Another odd thing to me was the fourth side of the album. It was five studio songs, including a cover of the Dave Clark Five tune, “Any Way You Want It.” It was claimed that it was all the original members, but in reality, it was Bob Kulick playing Ace’s parts except for “Rocket Ride,” which he played all guitars and bass. That was the beginning of the end for Ace. I love “Larger Than Life” which I just think sounds bad arse. I also dig “Rockin’ in the U.S.A.” that I kind of “borrowed” from to write “She’s Got What It Takes” on Heavens Sake’s debut album. “All American Man” is also a good song.
Don’t get me wrong, I actually like the side four songs but why not give us more live songs? Perhaps they could have done some more in soundcheck? With that, though, three songs (that I know of) were soundcheck songs, the five studio songs, if they knew they didn’t have enough to do a full live album, why not strategize the setlists better?
Couldn’t they have done “Do You Love Me?” or left “Take Me” in there? If they were going to do soundcheck recordings anyway, why not “Mr. Speed” or “Almost Human?” “Hooligan” was in the set for the “Love Gun Tour,” they could have left that in. I don’t know. There seemed to be more options that they didn’t take advantage of. Then again, when I was 8-years old, I loved the album. I really didn’t listen to the fourth side much but as I got older, I appreciated it more and more.
So, happy anniversary to Creatures of the Night and KISS Alive II. I love ya both.
Until tomorrow, same blog channel…

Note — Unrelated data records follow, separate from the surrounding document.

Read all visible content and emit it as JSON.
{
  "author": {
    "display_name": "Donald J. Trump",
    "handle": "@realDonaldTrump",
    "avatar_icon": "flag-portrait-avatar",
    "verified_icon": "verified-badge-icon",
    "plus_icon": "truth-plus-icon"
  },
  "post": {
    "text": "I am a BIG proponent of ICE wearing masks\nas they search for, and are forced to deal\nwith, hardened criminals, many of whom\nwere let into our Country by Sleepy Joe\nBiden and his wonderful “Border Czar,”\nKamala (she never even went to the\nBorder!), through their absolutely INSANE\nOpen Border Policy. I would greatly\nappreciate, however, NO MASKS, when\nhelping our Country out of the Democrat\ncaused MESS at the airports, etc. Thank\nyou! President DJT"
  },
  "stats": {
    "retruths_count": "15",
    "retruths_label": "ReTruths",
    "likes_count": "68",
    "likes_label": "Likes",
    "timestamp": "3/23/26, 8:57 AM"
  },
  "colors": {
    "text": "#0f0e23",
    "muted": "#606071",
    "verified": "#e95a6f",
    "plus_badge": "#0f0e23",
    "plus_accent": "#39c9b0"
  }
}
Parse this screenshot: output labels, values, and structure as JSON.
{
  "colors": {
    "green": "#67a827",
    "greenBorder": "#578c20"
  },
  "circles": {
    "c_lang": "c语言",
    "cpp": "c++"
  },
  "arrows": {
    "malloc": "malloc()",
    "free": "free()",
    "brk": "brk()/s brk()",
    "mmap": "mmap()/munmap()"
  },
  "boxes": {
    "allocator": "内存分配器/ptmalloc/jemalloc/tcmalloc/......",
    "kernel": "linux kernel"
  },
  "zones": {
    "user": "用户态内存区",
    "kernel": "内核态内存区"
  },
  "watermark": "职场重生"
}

“Wanna bite the hand that feeds me, wanna turn the tides. Set the demons free and watch ’em fly. Strike down the one who leads me, I’m gonna take his place. Gonna vindicate the human race. Better watch out ’cause I’m a war machine.” – “War Machine” (Simmons/Adams/Vallance)